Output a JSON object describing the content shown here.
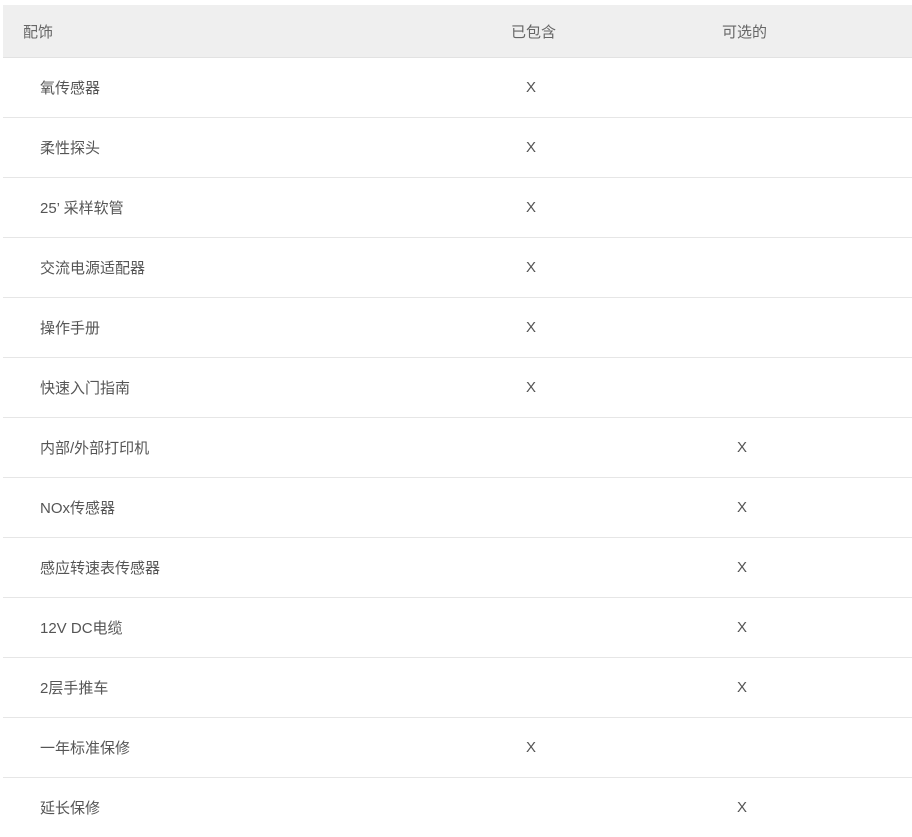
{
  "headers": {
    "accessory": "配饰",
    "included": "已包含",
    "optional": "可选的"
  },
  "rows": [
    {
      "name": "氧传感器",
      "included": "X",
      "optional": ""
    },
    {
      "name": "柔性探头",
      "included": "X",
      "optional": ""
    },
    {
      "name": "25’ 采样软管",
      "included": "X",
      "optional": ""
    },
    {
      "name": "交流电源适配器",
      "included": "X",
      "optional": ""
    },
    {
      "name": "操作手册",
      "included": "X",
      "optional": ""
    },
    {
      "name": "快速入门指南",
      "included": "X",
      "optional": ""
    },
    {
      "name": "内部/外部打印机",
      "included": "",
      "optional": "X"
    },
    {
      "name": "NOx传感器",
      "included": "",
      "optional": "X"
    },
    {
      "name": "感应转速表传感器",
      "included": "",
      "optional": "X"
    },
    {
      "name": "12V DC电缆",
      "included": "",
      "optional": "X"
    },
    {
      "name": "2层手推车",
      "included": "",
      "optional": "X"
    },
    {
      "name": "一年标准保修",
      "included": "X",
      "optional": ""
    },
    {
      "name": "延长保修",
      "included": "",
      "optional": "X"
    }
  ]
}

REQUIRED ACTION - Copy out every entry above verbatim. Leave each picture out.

RESPONSE -
Output a JSON object describing the content shown here.
{
  "headers": {
    "accessory": "配饰",
    "included": "已包含",
    "optional": "可选的"
  },
  "rows": [
    {
      "name": "氧传感器",
      "included": "X",
      "optional": ""
    },
    {
      "name": "柔性探头",
      "included": "X",
      "optional": ""
    },
    {
      "name": "25’ 采样软管",
      "included": "X",
      "optional": ""
    },
    {
      "name": "交流电源适配器",
      "included": "X",
      "optional": ""
    },
    {
      "name": "操作手册",
      "included": "X",
      "optional": ""
    },
    {
      "name": "快速入门指南",
      "included": "X",
      "optional": ""
    },
    {
      "name": "内部/外部打印机",
      "included": "",
      "optional": "X"
    },
    {
      "name": "NOx传感器",
      "included": "",
      "optional": "X"
    },
    {
      "name": "感应转速表传感器",
      "included": "",
      "optional": "X"
    },
    {
      "name": "12V DC电缆",
      "included": "",
      "optional": "X"
    },
    {
      "name": "2层手推车",
      "included": "",
      "optional": "X"
    },
    {
      "name": "一年标准保修",
      "included": "X",
      "optional": ""
    },
    {
      "name": "延长保修",
      "included": "",
      "optional": "X"
    }
  ]
}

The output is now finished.